Happy Visiting
Clean up immediately after a holiday party. A toddler could rise early and choke on leftover food or come in contact with alcohol or tobacco.

Remember that the homes you visit may not be childproofed. Keep an eye out for danger spots.

Keep a laminated list with all of the important phone numbers you or a baby-sitter are likely to need in case of an emergency. Include the police and fire department, your pediatrician and the national Poison Help Line, 1-800-222-1222.

Traveling, visiting family members, getting presents, shopping, etc., can all increase your child's stress levels. Trying to stick to your child's usual routines, including sleep schedules and timing of naps, can help you and your child enjoy the holidays and reduce stress.

Food Safety
Bacteria are often present in raw foods. Fully cook meats and poultry, and thoroughly wash raw vegetables and fruits.

Be sure to keep hot liquids and foods away from the edges of counters and tables, where they can be easily knocked over by a young child's exploring hands.

Wash your hands frequently, and make sure your children do the same.

Never put a spoon used to taste food back into food without washing it.

Always keep raw foods and cooked foods separate, and use separate utensils when preparing them.

Always thaw meat in the refrigerator, never on the countertop.

Foods that require refrigeration should never be left at room temperature for more than two hours.

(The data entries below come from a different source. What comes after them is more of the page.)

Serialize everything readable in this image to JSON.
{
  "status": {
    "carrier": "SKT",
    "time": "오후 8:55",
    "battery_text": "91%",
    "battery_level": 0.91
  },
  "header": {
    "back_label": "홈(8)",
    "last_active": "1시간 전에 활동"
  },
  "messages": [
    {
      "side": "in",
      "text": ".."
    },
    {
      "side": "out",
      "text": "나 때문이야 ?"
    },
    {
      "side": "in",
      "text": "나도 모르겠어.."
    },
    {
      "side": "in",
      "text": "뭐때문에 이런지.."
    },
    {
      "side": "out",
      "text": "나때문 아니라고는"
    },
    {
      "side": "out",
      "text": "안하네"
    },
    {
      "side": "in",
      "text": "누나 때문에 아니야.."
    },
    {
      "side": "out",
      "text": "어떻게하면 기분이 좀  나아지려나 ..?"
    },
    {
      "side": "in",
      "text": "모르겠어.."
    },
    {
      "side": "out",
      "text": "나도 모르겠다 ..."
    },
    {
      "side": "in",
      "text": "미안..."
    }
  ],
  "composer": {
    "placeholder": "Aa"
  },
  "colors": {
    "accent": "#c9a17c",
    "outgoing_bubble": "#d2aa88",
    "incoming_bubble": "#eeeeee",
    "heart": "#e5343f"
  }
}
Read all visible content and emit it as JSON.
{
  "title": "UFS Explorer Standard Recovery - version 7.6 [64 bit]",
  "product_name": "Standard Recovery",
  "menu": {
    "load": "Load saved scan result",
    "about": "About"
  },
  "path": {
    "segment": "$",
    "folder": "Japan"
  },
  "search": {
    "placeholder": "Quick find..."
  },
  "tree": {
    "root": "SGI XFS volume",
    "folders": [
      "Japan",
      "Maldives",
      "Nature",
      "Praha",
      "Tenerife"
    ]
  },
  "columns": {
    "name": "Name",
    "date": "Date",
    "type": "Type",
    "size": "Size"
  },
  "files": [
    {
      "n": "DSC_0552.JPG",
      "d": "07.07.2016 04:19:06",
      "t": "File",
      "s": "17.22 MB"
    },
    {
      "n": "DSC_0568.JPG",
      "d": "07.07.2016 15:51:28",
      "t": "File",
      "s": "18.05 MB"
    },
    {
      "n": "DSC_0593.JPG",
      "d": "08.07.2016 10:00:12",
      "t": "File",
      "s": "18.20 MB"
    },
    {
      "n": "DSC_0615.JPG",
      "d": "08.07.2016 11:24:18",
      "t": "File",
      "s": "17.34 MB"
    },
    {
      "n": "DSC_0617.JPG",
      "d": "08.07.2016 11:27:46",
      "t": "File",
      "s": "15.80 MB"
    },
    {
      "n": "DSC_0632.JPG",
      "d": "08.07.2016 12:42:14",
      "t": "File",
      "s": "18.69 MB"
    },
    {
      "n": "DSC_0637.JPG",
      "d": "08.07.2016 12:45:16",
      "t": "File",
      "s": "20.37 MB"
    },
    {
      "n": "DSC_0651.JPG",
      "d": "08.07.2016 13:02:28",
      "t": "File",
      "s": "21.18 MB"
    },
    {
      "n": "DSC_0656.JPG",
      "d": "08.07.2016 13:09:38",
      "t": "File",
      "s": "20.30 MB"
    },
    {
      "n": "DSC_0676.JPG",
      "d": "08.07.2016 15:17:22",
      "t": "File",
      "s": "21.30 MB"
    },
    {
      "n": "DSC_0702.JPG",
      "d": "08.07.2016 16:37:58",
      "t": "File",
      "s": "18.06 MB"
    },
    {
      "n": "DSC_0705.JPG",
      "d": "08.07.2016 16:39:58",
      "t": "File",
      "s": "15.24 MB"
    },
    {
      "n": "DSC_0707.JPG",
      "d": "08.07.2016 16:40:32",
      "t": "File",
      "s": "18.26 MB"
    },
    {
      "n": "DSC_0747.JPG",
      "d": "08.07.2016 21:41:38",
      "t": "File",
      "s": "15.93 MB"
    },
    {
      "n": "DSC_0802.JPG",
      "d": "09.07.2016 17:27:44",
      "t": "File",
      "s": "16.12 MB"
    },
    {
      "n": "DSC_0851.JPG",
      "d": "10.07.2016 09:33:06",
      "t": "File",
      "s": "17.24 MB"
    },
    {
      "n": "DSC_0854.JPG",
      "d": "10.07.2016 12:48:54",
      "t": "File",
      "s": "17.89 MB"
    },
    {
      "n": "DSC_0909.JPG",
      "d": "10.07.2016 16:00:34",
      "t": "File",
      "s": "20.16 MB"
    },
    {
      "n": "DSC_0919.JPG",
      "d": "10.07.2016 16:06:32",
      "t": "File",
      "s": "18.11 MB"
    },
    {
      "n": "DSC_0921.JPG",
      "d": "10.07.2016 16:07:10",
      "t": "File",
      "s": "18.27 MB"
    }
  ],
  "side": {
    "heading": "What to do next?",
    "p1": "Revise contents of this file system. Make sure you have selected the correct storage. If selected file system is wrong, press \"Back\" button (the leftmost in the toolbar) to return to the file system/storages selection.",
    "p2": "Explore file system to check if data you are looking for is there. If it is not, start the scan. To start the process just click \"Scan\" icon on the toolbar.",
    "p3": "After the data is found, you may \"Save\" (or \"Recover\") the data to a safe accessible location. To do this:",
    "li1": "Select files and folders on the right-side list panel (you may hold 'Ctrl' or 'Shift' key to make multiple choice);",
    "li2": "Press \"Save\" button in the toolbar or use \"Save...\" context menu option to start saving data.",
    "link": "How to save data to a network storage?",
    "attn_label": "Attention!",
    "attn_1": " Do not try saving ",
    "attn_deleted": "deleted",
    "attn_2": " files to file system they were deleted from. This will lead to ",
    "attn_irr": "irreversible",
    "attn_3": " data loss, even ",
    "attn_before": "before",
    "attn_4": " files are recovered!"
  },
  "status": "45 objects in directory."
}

From the American Academy of Pediatrics





The Ability Center wants to take the time to thank the following individuals and (or) organizations for the great contributions they have made to the Center helping to fulfill our mission:

·        Aging and Long Term Services: Traumatic Brain Injury Program

·        Blas Rel

·        Brain Injury Association of New Mexico

·        Carl C. Anderson Sr. & Marie Jo Anderson Foundation

·        Casa De Oro Care Center

·        Chris Van Horn

·        Christina Little of the United Way of Southwestern New Mexico

·        Deming Luna County Commission on Aging

·        Disability Rights New Mexico

·        Heriberto Valentin

·        Hidalgo County Senior Center

·        Independent Living Resource Center of Albuquerque

·        Munson Center

·        Our Dedicated Board of Directors

·        Our Dedicated Staff

·        Rehabilitation Services Administration

·        San Juan Center for Independence

·        Sandra Williams

·        Social Security Administration

·        The Catron County Health Council

·        The New Mexico Division of Vocational Rehabilitation Area 3 Office

·        The New Mexico Governor’s Commission on Disability

Most importantly, our Consumers for having faith in us and coming back to us for assistance to live a high quality of life in their communities free of exploitation and institutionalization.



715 E. Idaho Ave. Ste 3E Las Cruces NM USA
Phone: 575-526-5016  |  Fax: 575-526-1202